If I’m honest, I think it all goes back to the fact I never knew my mom. Don’t worry, this isn’t a sob story, just a fact.
I never saw her leave a sink full of dishes or forget the snack she was supposed to bring to my school party. I never saw her stressing out about holiday cards or burn a batch of cookies.
…I never saw her fail at Christmas.
So, when I grew up with a home and family of my own, media perfection was my only example. I thought that in order to be a great mom at the holidays, I had to do All. The. Things.
Here are a couple highlights:
There was that year I hand wrote in gold glitter pen the entire lyrics to Chris Rice’s Welcome To Our World in EACH of the Christmas cards I sent out to all the people I’d ever met in my entire life. Those lyrics were in addition to the full page personalized note in each card…in a corresponding red glitter pen.
(Because I COULDN’T write the same thing in each card! What if they all sat around in a circle reading my cards aloud basking in the lyrics and handwritten personalization?!)
I’m still waiting for a call from someone saying that it changed their life.
Then there was the personalized full length DVD recap of the year I created in iMovie and burned one by one on an archaic Mac and mailed to way too many people whose names I needed an address book to spell correctly. I’m probably the only person who ever took the time to watch it.
Finally, there was the graveyard of “attempts to make the holidays meaningful” – attempts at “family fun nights,” supposedly “simple” Advent activities that I successfully overcomplicated and the general wrangling of my family to force them to do something because “by golly” we are going to celebrate the meaning of the season.
Now, hear me out. There is nothing wrong with any of these things. What was wrong was my reason for doing them — I did them simply because I thought I should.
How much time do we spend on things simply because of some vague notion that we “should?” I didn’t do them because they actually made an impact or because anyone had asked for them.
Can I just say that again?

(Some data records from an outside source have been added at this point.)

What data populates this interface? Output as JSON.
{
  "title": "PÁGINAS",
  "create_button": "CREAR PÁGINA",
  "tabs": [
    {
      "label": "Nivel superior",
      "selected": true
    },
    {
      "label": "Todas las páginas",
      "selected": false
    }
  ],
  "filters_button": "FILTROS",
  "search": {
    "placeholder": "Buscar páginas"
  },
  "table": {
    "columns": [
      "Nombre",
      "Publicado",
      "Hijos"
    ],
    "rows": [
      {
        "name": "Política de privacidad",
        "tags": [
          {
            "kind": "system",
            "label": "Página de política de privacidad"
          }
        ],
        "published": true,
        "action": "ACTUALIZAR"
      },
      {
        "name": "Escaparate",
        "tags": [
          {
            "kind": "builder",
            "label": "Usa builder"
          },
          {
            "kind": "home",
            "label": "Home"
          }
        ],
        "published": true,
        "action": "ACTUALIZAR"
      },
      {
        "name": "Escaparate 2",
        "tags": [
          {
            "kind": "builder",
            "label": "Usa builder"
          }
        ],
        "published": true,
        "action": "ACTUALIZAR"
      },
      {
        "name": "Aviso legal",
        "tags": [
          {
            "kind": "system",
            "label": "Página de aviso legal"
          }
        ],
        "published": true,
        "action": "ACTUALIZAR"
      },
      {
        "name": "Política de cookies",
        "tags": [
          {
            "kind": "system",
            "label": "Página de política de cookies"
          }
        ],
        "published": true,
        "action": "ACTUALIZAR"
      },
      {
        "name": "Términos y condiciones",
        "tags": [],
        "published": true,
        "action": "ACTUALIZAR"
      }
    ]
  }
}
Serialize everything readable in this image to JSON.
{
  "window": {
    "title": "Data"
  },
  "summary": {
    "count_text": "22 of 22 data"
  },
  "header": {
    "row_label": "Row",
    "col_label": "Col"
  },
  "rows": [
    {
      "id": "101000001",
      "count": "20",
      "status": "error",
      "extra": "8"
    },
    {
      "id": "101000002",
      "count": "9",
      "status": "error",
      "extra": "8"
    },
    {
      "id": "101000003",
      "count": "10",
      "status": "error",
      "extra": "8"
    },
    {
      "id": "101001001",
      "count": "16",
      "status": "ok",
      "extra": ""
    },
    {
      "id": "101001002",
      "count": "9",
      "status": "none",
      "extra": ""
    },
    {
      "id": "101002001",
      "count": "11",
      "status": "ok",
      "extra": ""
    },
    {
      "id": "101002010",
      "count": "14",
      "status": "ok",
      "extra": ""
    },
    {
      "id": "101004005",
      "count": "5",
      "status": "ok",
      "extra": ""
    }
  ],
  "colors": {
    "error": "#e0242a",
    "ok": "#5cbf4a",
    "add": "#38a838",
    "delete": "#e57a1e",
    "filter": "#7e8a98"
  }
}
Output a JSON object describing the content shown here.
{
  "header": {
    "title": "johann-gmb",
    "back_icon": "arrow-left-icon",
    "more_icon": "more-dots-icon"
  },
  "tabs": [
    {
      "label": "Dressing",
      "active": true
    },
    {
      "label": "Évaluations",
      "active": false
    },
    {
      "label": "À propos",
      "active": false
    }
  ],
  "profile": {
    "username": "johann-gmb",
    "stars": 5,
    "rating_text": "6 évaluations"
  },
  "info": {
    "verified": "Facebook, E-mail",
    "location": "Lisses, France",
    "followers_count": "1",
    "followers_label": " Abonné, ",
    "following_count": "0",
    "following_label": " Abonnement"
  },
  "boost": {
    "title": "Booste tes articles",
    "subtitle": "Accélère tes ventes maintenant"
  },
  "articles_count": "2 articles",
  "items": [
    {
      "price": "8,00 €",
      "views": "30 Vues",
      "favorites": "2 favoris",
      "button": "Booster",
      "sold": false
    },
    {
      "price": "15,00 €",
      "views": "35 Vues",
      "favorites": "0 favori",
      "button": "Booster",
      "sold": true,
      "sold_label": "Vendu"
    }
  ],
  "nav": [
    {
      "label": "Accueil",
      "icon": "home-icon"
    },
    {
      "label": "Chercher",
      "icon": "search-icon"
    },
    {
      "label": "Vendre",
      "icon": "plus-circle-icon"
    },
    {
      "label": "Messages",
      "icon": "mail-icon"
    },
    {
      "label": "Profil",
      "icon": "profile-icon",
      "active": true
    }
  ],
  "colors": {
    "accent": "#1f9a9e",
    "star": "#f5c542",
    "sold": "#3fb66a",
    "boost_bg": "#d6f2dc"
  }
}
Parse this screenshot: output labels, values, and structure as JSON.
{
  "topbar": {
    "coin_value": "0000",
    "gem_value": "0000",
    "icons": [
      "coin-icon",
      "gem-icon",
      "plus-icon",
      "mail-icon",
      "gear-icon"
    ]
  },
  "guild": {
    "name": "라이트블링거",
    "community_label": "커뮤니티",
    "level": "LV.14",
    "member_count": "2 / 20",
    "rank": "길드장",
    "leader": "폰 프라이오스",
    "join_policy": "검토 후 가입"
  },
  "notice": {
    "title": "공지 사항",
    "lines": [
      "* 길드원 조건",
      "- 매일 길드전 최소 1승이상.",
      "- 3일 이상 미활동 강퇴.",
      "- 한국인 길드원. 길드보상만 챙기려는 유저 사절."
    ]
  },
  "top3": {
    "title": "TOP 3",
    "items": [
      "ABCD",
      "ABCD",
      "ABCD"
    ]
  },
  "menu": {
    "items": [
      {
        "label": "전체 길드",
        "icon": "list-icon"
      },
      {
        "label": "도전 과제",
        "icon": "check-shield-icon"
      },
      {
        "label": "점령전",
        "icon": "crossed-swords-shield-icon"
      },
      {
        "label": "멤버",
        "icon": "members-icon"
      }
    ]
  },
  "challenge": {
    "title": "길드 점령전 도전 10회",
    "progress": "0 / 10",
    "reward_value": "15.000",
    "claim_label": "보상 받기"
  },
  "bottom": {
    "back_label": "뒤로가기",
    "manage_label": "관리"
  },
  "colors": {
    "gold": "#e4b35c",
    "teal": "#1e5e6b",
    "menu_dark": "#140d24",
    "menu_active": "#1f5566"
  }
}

I didn’t do them because they actually made an impact or because anyone had asked for them.
I don’t know about you, but I run myself ragged doing things that I think people expect of me. I had no actual measuring stick for myself so I was battered around like a ping pong ball by everyone else’s measuring sticks.
It’s time to set our own standards and outline our own measuring sticks so that we focus our limited time on things that truly matter and make the holidays a season of actual joy. But how?
Write down the top five holiday events/activities/traditions that are most meaningful to you. Ask your spouse and your children.
Make a master list and use it to help you funnel your time and energy to the things that really matter to the ones closest to you.
If it’s not on that list, feel the freedom to say no.
If Christmas lights aren’t on your family’s list, lose them.
If the annual white elephant exchange isn’t on the list, skip it.
Be assured that your third least favorite coworker’s disappointment that you’re not bringing a Yule Log to the office will not have long term emotional effects.
Regardless of how much you minimize what you do, there will probably still be things that feel like a chore.
For me? I honestly don’t like pulling out Thanksgiving decorations and then putting them away and pulling out Christmas decorations, putting them up and then putting them away. ARGHHH!!!!!
That possibly sounds incredibly Scrooge-ish to many of you. But the fact is, I loathe it. So, I’m doing as little of it as I can.
My plan is to scale back and focus on high impact elements. I’ll have one big focus decoration (Christmas Tree, Thanksgiving centerpiece that features things we are thankful for). And then I’ve found that for my family, candles and music add more to the atmosphere than a bunch of decorations.
I’ll light a few candles in the fireplace, turn on a great Pandora station, and call it a holiday.
We don’t have to love every task we do, but we can simplify by focusing on the elements that are low investment yet high impact.
The Overarching Question
In the past, I’ve worked so hard to be “merry” for everyone else that I’ve been a Scrooge in my own home.
I need to ask myself, “Who do I want to make the holidays special for? Instagram? The other moms at my kids’ class party? The 7 year olds who will NEVER remember how I hand stenciled their monograms on their Christmas party bag?”
No. I want to make the holidays special for the people in my home. The people I love.